And such a family did they find. Focused on the Chinatown Fair in Manhattan, the film struggles to navigate the relationships among the family members like earnest gamers Anthony Cali, Akum Hokoru, Henry Cen, ex-Chinatown Fair owner, Sam Palmer, and current owner Lonnie Sobel. Each, carrying his love story with the arcade, declares their passion for video games and the difficulty to maintain the business with the exception of the last (Lonnie Sobel). Much to the dismay of hardcore fighter players, Mr. Sobel decided to take Chinatown Fair into a more family-friendly direction.
However, to audience who are not familiar with that world, The Lost Arcade fails to be accessible. The players sing praises for games and the underground culture that came out of them, but the filmmakers fall short of extracting the humanity out of such obsession. Why is the arcade important? The reason that it is more social than playing alone at home is certainly not good enough as the gamers on screen seem to only have superficial relationships. Taking turns to beat each other on PAC-MAN does not equate friendship. And anecdotes like the previous owner Mr. Palmer opening late for addicted teenage players (when they are supposed to rest for school) are not exactly heartwarming.
Yet within its slim running time, the film does reveal some moments of clarity: Mr. Hokoru talks about his escape from foster homes that led him to stumble across an arcade in Times Square; Mr. Cen attributes his initial attraction to the arcade to his often absent parents. It would be more honest to see how Chinatown Fair, served as a haven for outcasts, gives the underprivileged kids an outlet to release their frustrations in daily life. But these rare episodes of sincerity, often interrupted by unilateral accolades and the more dramatic line of the arcade’s finances, become ineffective. In the end, The Lost Arcade still feels much like a compilation of footage with a string of forced fadeouts and an edgy soundtrack.

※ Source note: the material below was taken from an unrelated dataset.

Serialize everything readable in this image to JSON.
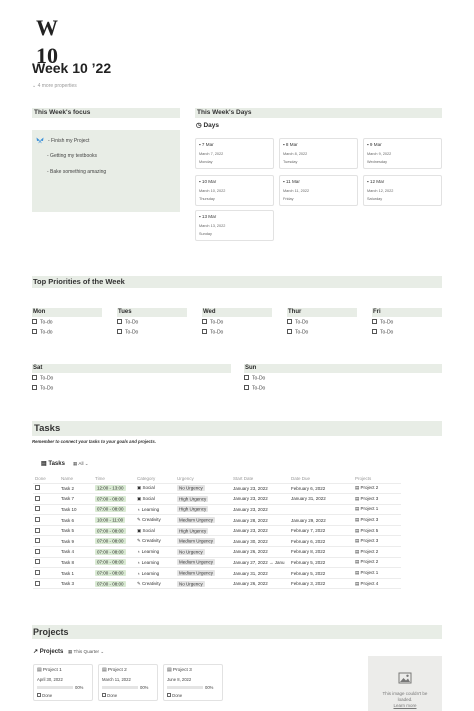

There are, of course, other familiar questions left untouched in The Lost Arcade. How to address the violence in the video game industry? Why does the game over sexualize women? How to deal with addiction? And most importantly, if a group of us feels more connected and safer facing a screen, what should the rest of us do when we take that away?
Top Photo: The Player in the arcade
Middle Photo: Players in front of an arcade game
Bottom Photo: Players in Chinatown Fair
Photo Credit: Jesse Garrison
Q: Does The Lost Arcade pass the Bechdel-Wallace Test?
Even though musical games such as Dance Dance Revolution (welcoming more girls) tend to do well, the video games industry (with its voluptuous female characters) is still tailored for boys, as is this film.